What this means to an employer is the careful selection you have to make when you hire someone permanently. In conjunction with this, also showed that skilled talent are becoming more open toward contract jobs (where 75% of the STEM professionals who took part in the survey mentioned that they either already work as a contractor or would consider working as a contractor). Therefore, utilising a contract hiring option to minimise any recruiting risk would be an alternative solution.



Where to start when recruiting in Japan?

If your organisation is looking to enter the Japanese market and you’re trying to hire the right talent for your team, here is the list of things you can start doing.

  • Prepare a solid job description

You might already have it, but the more detailed your job description, the more relevant your applicants would be. However, try not to make a long list of “must-have” as many people would feel too intimidated to even apply. This is especially the case in Japan so keep your “must-have” list to a minimum and put them on a “good-to-have” list instead. Researching on how your successful competitors in Japan write their job descriptions would also give you a good idea where to start.


  • Create or review your EVP (Employee Value Proposition)

To convey why job seekers should work for your company, having a compelling EVP will be a very powerful tool. You could include the company’s principles, missions, cultures, benefits, career paths, training programmes, diversity and inclusion policies, environmental, social and corporate governance (ESG) policy, and more, to show what it’s like and what benefits they can get by working for your organisation.

Our survey shows that younger and more savvy individuals, want to work for a company that makes an impact. 83% of local skilled talent surveyed have viewed this as either important or very important. Therefore, creating an EVP can help your organisation to articulate some of these important messaging to your potential employees.

Kenzon From Teads

You can read more about how Teads successfully increased their employer brand with EVP below.

Read what our client says
  • Find a trusted recruiting partner with a presence in Japan

There’s always an option to do direct scouting on LinkedIn or other local job boards, but without a solid understanding of the talent market in Japan, it can end up being a costly and time-consuming exercise. By working with a trusted recruitment partner, you can save time, resources and cost amidst many other benefits including access to;

  • Market map to identify the relevant talent pool
  • Assessment of the right salary and benefits package to stay competitive in the talent race
  • Access to skilled talent who are currently not actively looking
  • Shortlist of the relevant and screened candidates
  • Networking opportunities with specialist talent which are harder to find

Recruiting partners can also suggest the best way to secure talent that fits your needs, whether it’s permanent or contract, and take away all the hustle in finding and hiring skilled talent so that you can focus on growing your business.

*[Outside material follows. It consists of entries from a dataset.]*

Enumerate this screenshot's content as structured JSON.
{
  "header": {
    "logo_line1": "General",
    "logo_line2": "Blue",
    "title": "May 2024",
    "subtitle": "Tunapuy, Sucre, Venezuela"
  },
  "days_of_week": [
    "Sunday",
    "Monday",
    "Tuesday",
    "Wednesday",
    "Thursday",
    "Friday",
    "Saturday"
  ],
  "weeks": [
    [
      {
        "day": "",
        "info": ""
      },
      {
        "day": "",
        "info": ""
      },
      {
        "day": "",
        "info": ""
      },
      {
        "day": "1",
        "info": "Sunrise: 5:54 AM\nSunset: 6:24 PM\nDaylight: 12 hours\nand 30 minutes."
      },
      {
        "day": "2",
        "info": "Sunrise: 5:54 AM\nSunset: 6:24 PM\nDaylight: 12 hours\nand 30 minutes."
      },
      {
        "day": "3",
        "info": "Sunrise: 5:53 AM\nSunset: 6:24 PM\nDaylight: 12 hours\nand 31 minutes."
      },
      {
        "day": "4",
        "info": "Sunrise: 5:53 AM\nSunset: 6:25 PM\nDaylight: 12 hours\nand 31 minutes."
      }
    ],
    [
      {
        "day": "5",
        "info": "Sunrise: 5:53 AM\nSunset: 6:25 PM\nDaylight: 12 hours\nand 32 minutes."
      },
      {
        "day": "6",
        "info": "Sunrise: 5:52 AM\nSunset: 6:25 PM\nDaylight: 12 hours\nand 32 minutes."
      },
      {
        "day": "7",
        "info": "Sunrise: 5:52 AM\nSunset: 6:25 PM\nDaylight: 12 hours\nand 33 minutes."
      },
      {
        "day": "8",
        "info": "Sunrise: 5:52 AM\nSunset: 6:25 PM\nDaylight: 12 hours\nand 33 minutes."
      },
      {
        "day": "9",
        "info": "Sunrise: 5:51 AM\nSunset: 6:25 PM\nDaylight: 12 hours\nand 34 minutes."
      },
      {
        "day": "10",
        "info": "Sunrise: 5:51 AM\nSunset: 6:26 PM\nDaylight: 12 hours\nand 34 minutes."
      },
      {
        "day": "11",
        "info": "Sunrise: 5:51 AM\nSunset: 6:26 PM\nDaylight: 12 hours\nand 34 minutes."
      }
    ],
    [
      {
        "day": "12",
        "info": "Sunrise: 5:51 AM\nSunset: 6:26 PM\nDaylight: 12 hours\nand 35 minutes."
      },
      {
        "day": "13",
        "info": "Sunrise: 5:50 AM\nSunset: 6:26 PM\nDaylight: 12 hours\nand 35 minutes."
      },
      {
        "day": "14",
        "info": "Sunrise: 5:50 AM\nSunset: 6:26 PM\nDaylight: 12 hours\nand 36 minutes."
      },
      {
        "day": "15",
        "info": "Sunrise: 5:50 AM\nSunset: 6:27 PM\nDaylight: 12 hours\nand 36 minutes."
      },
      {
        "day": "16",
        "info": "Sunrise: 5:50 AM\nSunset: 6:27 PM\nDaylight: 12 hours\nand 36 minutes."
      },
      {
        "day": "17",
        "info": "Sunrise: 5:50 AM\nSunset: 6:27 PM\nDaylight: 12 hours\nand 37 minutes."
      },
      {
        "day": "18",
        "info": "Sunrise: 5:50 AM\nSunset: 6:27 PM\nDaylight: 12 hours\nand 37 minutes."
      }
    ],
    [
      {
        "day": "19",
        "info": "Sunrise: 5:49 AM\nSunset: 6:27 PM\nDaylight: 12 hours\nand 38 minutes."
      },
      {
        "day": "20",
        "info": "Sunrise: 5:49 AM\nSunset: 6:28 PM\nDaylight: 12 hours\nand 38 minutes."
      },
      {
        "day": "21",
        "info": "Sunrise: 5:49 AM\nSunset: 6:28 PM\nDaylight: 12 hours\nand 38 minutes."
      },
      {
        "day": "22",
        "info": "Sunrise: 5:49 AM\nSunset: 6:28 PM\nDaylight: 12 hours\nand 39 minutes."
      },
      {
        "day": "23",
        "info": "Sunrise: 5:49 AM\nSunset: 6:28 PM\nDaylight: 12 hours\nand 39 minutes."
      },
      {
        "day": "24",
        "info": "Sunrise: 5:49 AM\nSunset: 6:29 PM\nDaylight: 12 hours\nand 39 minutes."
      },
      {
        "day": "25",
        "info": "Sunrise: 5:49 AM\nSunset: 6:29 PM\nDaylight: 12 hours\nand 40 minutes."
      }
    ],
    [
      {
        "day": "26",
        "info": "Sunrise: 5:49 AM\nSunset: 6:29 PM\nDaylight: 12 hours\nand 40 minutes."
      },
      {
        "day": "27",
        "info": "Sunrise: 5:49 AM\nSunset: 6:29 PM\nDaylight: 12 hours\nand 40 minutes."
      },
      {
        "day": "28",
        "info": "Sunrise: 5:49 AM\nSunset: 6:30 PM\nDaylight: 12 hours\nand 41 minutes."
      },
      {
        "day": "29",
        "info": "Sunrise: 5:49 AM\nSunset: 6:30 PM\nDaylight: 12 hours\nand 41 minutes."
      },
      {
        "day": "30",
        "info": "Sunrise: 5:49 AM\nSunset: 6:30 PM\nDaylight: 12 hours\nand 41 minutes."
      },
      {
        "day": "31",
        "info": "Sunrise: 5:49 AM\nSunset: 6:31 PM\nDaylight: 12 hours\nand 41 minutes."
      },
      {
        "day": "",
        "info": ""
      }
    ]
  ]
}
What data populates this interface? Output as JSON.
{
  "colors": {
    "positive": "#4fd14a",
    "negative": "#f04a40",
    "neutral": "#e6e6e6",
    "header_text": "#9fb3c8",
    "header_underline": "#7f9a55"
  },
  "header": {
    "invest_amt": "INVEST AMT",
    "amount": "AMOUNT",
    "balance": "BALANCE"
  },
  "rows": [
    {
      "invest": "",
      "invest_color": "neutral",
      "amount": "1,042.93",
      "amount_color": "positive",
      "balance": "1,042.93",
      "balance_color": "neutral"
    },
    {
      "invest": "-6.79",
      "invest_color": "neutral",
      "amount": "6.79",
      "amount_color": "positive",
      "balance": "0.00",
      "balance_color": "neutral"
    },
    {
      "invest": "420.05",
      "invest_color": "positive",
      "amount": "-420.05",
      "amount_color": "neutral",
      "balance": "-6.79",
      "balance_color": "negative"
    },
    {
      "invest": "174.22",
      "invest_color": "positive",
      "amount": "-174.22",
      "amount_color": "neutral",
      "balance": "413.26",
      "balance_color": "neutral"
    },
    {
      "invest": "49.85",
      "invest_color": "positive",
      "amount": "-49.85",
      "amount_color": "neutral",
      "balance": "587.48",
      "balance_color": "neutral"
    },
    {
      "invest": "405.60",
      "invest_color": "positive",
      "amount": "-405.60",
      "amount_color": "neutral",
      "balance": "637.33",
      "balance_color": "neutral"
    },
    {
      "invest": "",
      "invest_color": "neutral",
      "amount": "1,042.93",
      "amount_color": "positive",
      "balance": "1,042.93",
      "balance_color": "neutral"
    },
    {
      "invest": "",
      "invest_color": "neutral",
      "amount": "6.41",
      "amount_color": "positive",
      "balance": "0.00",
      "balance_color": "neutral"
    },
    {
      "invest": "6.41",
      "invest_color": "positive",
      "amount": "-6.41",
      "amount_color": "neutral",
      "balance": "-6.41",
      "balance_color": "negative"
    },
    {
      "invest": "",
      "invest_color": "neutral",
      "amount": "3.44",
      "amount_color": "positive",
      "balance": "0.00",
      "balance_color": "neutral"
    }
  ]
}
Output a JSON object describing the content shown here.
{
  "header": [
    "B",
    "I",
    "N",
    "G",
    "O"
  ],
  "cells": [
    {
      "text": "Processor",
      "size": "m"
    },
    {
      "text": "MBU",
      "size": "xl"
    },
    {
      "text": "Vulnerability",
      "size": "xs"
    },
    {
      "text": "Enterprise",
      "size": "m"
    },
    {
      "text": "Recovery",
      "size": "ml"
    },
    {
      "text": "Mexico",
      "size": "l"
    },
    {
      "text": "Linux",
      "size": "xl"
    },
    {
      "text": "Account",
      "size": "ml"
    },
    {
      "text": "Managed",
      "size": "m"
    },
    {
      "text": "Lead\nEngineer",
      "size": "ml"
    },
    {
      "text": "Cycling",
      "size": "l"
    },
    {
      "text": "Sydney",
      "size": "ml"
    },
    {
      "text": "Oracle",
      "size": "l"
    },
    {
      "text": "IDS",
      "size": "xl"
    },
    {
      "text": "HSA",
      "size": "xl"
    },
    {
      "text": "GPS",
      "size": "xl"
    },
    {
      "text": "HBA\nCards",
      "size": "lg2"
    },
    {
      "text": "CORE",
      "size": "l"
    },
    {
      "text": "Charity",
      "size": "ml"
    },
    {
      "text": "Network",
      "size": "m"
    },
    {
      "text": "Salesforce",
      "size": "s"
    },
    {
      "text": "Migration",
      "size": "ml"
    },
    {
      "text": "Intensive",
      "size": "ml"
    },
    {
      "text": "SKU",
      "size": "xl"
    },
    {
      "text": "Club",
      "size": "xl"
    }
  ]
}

You can read more about the benefits of working with a recruitment agency here.


Computer Futures can help your recruiting in Japan

If you’re new to the Japanese market or struggle to find the right professionals to accelerate your business growth, talk to Computer Futures. We are one of the biggest IT-specialised recruitment teams based locally in Japan with a strong track record of nearly 40 years of experience globally. Contact us via the form below to discuss how we can add value to your business.

Whether you’re a professional looking for a job or a business seeking highly skilled talent, the team at Computer Futures are here for you. By combining our local expertise and specialist market knowledge, we can provide expert recruitment and employment solutions across a range of IT markets.